*DATA TO EXAMINE:*
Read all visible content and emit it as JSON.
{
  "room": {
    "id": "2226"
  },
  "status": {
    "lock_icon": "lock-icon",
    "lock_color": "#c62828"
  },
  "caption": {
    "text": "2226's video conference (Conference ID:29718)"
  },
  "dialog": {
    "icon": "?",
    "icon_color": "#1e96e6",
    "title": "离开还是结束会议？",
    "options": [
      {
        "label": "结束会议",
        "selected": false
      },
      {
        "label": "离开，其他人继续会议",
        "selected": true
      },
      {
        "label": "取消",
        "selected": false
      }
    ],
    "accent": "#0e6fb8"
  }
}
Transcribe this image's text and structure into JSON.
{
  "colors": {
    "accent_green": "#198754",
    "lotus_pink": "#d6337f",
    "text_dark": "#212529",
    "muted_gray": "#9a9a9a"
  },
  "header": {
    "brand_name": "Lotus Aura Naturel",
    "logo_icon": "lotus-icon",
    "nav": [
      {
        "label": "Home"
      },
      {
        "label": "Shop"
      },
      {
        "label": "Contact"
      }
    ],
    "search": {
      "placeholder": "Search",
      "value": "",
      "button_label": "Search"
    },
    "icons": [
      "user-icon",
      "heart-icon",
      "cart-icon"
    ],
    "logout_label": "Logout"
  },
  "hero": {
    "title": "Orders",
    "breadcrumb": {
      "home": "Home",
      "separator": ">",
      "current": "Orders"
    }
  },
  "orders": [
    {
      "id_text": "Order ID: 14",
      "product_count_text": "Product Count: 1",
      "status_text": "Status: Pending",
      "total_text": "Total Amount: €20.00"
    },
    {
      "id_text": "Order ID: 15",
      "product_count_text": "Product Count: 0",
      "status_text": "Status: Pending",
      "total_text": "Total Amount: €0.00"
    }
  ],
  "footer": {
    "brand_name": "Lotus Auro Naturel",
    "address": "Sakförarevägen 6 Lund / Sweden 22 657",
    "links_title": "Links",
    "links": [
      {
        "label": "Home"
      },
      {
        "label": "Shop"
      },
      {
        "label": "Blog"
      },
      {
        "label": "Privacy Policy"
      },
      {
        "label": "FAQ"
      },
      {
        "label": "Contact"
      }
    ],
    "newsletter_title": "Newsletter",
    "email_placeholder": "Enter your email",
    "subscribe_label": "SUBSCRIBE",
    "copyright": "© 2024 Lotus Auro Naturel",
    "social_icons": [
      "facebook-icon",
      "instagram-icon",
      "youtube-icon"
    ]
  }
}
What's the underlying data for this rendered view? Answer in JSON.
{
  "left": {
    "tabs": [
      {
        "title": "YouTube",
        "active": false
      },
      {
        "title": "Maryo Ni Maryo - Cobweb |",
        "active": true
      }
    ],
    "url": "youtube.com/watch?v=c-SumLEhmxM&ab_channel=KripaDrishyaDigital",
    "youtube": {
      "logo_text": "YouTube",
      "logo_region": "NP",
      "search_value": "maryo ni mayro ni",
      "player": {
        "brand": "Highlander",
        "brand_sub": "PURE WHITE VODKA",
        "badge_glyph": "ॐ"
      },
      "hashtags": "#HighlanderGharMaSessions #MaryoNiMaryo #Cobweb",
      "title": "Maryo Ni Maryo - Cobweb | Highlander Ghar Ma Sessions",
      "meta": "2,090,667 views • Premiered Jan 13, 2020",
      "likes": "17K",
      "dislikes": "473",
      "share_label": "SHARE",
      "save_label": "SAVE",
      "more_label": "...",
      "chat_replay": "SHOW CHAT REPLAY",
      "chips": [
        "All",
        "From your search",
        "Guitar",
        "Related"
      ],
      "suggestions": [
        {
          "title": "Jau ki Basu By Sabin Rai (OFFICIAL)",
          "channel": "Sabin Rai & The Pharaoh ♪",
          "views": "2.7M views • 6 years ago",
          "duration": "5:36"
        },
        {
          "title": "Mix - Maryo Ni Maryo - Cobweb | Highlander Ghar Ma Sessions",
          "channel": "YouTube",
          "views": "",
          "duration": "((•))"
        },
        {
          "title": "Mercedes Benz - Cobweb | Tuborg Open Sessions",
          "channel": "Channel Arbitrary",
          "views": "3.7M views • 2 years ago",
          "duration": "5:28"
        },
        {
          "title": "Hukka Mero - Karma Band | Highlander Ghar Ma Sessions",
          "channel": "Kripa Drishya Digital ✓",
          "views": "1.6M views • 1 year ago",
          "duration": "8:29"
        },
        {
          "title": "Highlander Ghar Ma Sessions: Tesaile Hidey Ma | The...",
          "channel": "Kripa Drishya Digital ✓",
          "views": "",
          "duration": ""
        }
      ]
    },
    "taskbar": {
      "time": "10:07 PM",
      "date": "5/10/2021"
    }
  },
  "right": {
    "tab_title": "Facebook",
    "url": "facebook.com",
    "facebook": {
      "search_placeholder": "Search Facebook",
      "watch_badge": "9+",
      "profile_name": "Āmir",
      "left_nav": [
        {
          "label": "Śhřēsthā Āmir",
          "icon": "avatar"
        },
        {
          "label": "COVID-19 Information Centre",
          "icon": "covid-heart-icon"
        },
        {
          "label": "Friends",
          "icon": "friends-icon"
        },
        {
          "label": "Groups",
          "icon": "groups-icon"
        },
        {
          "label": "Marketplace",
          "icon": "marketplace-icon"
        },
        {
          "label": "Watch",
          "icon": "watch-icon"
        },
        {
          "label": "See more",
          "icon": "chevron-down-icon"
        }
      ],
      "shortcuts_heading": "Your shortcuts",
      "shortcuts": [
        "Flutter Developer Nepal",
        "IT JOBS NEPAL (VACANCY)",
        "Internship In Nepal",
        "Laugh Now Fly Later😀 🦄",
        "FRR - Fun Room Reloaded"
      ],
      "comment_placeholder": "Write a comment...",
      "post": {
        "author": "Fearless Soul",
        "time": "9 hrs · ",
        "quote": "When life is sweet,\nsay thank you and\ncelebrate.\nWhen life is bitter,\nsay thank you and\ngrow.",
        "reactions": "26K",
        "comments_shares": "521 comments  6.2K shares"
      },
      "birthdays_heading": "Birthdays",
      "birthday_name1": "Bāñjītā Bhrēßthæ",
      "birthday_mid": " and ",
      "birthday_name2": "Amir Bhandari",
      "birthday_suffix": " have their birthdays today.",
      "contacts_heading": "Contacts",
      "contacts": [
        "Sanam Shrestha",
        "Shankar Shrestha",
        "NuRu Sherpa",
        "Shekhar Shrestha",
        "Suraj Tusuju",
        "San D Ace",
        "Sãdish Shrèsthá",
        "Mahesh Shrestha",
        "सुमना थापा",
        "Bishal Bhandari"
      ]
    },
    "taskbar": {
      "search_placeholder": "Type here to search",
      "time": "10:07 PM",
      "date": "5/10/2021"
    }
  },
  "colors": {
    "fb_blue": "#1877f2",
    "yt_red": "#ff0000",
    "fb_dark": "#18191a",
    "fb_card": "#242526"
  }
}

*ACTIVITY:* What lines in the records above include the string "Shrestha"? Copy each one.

*EXERCISE OUTPUT:*
        "Sanam Shrestha",
        "Shankar Shrestha",
        "Shekhar Shrestha",
        "Mahesh Shrestha",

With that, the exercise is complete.